IDA spends hundreds of millions buying and developing ‘strategic’ sites outside Dublin

Inward investment agency now one of biggest players in property market amid concern about shortage of housing for workers and pressure on power supplies

IDA Ireland is spending hundreds of millions of euro buying and developing industrial sites outside Dublin for future job projects, as it battles the housing shortage and constraints on the national electricity grid.

The rapid rise in property market interventions by the inward investment agency has led it to spend more money on real estate than direct job supports after deciding to amass “strategic” sites to address what it describes as “market failure” in regional locations.

Such moves, designed to encourage multinational companies to move operations to Ireland, come amid concern about the shortage of housing for workers and pressure on power supplies that have led to curbs on the development of energy-hungry data centres.

They are in line with national policies aimed at rebalancing development away from Dublin, where housing problems are at their most acute, into regions that need new jobs to sustain local economies.


Amid anxiety in the Government at the State’s increasing reliance on corporate tax payments from a small number of large international companies, the drive for more regional projects also reflects the need to maintain high levels of foreign direct investment for the public finances as well as for job creation.

IDA Ireland is now one of the biggest participants in the property market, selling dozens of older sites deemed surplus to requirements while building up a new portfolio of modern buildings that can be used in a variety of high-tech industries.

Internal files released under the Freedom of Information Act show the agency has acquired 16 large properties in the last two years, all part of an effort to deliver “advanced building solutions” in 19 sites by 2024.

Such buildings are “ready-to-go” for investors, with high-grade communications, access to the road network and flexibility to be used by information or medical technology groups for pharmaceutical and other manufacturing activities.

At the same time, the IDA’s annual property budget has risen this year to €113.5 million from €39 million in 2020 in a plan estimated to cost up to €344 million in five years.

The 2023 property funding far exceeds the €26.2 million set aside for IDA Ireland employment grants this year and the €71.3 million allocation for research and development grants.
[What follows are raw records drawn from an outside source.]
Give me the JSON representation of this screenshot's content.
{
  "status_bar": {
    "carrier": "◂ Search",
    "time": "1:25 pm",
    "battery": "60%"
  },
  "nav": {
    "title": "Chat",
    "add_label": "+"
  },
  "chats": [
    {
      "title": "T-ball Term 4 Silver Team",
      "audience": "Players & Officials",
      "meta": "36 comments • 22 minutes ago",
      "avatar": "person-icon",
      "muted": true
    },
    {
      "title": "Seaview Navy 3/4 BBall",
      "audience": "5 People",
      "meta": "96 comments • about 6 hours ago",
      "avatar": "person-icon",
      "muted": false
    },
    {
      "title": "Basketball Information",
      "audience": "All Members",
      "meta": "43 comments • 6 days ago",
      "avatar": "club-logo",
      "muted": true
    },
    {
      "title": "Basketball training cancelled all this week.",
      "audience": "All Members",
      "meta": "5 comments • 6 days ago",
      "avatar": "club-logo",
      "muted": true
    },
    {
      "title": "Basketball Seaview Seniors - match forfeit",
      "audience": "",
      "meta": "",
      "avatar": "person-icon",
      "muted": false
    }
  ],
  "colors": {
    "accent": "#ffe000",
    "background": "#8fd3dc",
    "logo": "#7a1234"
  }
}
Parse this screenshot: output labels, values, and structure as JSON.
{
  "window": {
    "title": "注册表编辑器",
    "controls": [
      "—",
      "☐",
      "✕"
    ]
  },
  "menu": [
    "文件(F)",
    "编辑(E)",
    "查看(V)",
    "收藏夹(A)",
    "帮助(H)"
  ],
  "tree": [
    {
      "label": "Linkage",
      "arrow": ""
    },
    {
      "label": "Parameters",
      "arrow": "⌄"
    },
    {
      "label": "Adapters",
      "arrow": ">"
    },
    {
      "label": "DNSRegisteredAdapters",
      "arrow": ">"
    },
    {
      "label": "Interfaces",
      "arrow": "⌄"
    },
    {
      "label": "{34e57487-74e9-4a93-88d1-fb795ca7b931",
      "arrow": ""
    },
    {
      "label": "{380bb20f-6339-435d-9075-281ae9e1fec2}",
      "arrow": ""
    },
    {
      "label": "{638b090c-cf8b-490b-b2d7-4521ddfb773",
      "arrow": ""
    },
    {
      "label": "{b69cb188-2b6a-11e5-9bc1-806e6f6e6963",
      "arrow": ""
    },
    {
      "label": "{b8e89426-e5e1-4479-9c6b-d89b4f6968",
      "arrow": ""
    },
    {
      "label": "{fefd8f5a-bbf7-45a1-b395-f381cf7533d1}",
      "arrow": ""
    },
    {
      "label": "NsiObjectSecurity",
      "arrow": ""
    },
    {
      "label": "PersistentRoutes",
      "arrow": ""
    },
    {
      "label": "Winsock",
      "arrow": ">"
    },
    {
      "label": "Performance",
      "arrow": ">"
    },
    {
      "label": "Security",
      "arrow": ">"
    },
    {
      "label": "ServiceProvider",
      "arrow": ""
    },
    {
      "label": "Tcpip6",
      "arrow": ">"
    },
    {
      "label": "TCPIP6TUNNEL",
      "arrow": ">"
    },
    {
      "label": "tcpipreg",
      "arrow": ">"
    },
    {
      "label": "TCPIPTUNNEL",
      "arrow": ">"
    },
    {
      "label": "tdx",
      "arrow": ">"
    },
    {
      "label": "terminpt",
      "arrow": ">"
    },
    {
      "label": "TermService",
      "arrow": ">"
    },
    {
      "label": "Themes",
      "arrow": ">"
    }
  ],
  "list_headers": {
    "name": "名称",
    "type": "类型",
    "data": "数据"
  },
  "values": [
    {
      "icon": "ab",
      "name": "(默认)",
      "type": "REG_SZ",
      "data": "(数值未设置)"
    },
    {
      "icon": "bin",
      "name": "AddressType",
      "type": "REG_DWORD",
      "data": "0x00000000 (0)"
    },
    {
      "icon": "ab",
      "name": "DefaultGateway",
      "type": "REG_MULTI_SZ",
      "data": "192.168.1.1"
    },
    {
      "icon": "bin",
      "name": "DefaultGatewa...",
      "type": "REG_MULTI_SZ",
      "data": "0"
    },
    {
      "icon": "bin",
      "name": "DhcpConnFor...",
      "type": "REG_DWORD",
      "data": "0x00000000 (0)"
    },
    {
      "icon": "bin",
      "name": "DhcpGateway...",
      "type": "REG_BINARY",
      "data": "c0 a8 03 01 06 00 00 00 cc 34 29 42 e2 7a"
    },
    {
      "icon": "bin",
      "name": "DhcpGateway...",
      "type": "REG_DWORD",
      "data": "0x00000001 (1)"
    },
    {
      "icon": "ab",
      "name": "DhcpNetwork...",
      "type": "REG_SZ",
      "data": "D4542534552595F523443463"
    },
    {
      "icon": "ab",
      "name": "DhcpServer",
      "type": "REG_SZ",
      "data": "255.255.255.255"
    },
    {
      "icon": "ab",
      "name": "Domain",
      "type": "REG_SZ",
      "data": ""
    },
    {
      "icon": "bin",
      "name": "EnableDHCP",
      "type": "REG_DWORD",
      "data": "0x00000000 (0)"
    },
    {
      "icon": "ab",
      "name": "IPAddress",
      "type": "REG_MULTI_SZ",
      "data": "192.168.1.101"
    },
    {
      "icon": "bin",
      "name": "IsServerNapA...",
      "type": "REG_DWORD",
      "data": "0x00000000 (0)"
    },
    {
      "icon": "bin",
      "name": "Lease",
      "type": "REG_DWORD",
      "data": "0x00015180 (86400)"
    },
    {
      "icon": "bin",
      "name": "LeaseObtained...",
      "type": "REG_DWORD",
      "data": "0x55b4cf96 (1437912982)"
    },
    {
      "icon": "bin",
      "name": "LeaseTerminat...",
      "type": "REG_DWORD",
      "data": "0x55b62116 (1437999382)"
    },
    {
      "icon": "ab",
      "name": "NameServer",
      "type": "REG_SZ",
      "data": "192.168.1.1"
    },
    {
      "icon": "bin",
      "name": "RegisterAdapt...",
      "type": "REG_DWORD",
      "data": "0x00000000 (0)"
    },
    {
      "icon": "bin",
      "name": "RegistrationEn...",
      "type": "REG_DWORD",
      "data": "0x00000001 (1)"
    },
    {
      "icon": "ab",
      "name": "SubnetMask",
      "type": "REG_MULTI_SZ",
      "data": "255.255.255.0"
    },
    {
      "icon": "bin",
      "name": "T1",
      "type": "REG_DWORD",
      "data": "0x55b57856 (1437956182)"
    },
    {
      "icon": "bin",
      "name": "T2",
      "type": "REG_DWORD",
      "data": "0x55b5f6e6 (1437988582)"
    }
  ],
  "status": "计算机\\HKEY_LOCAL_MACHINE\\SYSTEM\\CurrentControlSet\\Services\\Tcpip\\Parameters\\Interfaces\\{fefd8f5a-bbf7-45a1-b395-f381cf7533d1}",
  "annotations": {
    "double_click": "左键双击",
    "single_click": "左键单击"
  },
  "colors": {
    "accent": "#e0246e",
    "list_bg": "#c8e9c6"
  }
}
The €93 million for property in 2022 eclipsed €23 million in employment grants and €62.45 million for research and development.

Records released to The Irish Times show the 16 sites the agency acquired since 2021 were in Louth, Waterford, Cork, Limerick, Westmeath, Kilkenny, Galway, Laois and Kildare. There were 10 such deals in 2022 as activity stepped up.

According to the agency, the locations were chosen based on “market insights”, analysis of regional property markets and engagement with industry.

“IDA is committed to the pursuit of more balanced, compact regional development which can deliver complementary efficiency and equity gains, with the overall impact of helping to advance national development,” the agency said in response to questions.

“Proposed expenditure is commensurate with this ambitious strategy.”

Internal records show the IDA has disposed of 45 sites in 15 counties since mid-2021. The locations were in Roscommon, Donegal, Westmeath, Galway, Cork, Kildare, Wexford, Wicklow, Monaghan, Waterford, Kilkenny, Offaly, Dublin, Limerick and Cavan.

However, the agency refused Freedom of Information access to large volumes of data from the records of its property management committee.

Arthur Beesley

Arthur Beesley

Arthur Beesley is Current Affairs Editor of The Irish Times